** YOUR ASSIGNMENT **
Return the listing word for word, as given.

** THE RECORDS **

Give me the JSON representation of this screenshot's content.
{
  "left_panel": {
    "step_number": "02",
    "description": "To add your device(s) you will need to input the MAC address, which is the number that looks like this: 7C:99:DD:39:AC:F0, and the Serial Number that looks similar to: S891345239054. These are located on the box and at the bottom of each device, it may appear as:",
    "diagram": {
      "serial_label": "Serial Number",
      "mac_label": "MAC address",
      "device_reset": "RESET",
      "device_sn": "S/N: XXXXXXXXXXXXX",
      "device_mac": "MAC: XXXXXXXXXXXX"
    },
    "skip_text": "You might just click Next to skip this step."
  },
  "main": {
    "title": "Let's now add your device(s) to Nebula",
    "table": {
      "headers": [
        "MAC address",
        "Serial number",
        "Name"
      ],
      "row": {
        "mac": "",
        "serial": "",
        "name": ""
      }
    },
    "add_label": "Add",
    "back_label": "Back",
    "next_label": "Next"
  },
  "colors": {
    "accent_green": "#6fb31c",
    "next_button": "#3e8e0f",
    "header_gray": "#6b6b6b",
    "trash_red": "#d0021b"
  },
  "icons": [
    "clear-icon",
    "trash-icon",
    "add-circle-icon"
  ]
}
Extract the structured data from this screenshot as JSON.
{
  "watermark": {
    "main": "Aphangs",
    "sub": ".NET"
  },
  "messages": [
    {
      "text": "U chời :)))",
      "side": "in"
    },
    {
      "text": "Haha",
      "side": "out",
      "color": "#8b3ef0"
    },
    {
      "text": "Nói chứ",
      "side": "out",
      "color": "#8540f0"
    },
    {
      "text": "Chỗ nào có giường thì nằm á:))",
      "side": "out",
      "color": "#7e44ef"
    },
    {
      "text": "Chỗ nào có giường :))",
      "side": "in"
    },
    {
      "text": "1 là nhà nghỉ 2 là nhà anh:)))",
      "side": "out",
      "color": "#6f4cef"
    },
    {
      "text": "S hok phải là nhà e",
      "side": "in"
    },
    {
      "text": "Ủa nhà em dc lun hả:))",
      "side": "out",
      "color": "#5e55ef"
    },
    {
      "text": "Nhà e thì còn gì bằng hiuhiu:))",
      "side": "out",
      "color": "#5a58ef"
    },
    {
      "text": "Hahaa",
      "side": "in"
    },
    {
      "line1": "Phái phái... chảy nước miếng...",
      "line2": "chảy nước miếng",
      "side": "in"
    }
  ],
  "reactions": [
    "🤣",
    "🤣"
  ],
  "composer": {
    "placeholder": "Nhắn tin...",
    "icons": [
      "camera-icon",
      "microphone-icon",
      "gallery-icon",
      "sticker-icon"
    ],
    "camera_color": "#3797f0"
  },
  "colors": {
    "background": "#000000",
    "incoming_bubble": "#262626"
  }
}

** WRITTEN SOLUTION **
Give me the JSON representation of this screenshot's content.
{
  "left_panel": {
    "step_number": "02",
    "description": "To add your device(s) you will need to input the MAC address, which is the number that looks like this: 7C:99:DD:39:AC:F0, and the Serial Number that looks similar to: S891345239054. These are located on the box and at the bottom of each device, it may appear as:",
    "diagram": {
      "serial_label": "Serial Number",
      "mac_label": "MAC address",
      "device_reset": "RESET",
      "device_sn": "S/N: XXXXXXXXXXXXX",
      "device_mac": "MAC: XXXXXXXXXXXX"
    },
    "skip_text": "You might just click Next to skip this step."
  },
  "main": {
    "title": "Let's now add your device(s) to Nebula",
    "table": {
      "headers": [
        "MAC address",
        "Serial number",
        "Name"
      ],
      "row": {
        "mac": "",
        "serial": "",
        "name": ""
      }
    },
    "add_label": "Add",
    "back_label": "Back",
    "next_label": "Next"
  },
  "colors": {
    "accent_green": "#6fb31c",
    "next_button": "#3e8e0f",
    "header_gray": "#6b6b6b",
    "trash_red": "#d0021b"
  },
  "icons": [
    "clear-icon",
    "trash-icon",
    "add-circle-icon"
  ]
}
Extract the structured data from this screenshot as JSON.
{
  "watermark": {
    "main": "Aphangs",
    "sub": ".NET"
  },
  "messages": [
    {
      "text": "U chời :)))",
      "side": "in"
    },
    {
      "text": "Haha",
      "side": "out",
      "color": "#8b3ef0"
    },
    {
      "text": "Nói chứ",
      "side": "out",
      "color": "#8540f0"
    },
    {
      "text": "Chỗ nào có giường thì nằm á:))",
      "side": "out",
      "color": "#7e44ef"
    },
    {
      "text": "Chỗ nào có giường :))",
      "side": "in"
    },
    {
      "text": "1 là nhà nghỉ 2 là nhà anh:)))",
      "side": "out",
      "color": "#6f4cef"
    },
    {
      "text": "S hok phải là nhà e",
      "side": "in"
    },
    {
      "text": "Ủa nhà em dc lun hả:))",
      "side": "out",
      "color": "#5e55ef"
    },
    {
      "text": "Nhà e thì còn gì bằng hiuhiu:))",
      "side": "out",
      "color": "#5a58ef"
    },
    {
      "text": "Hahaa",
      "side": "in"
    },
    {
      "line1": "Phái phái... chảy nước miếng...",
      "line2": "chảy nước miếng",
      "side": "in"
    }
  ],
  "reactions": [
    "🤣",
    "🤣"
  ],
  "composer": {
    "placeholder": "Nhắn tin...",
    "icons": [
      "camera-icon",
      "microphone-icon",
      "gallery-icon",
      "sticker-icon"
    ],
    "camera_color": "#3797f0"
  },
  "colors": {
    "background": "#000000",
    "incoming_bubble": "#262626"
  }
}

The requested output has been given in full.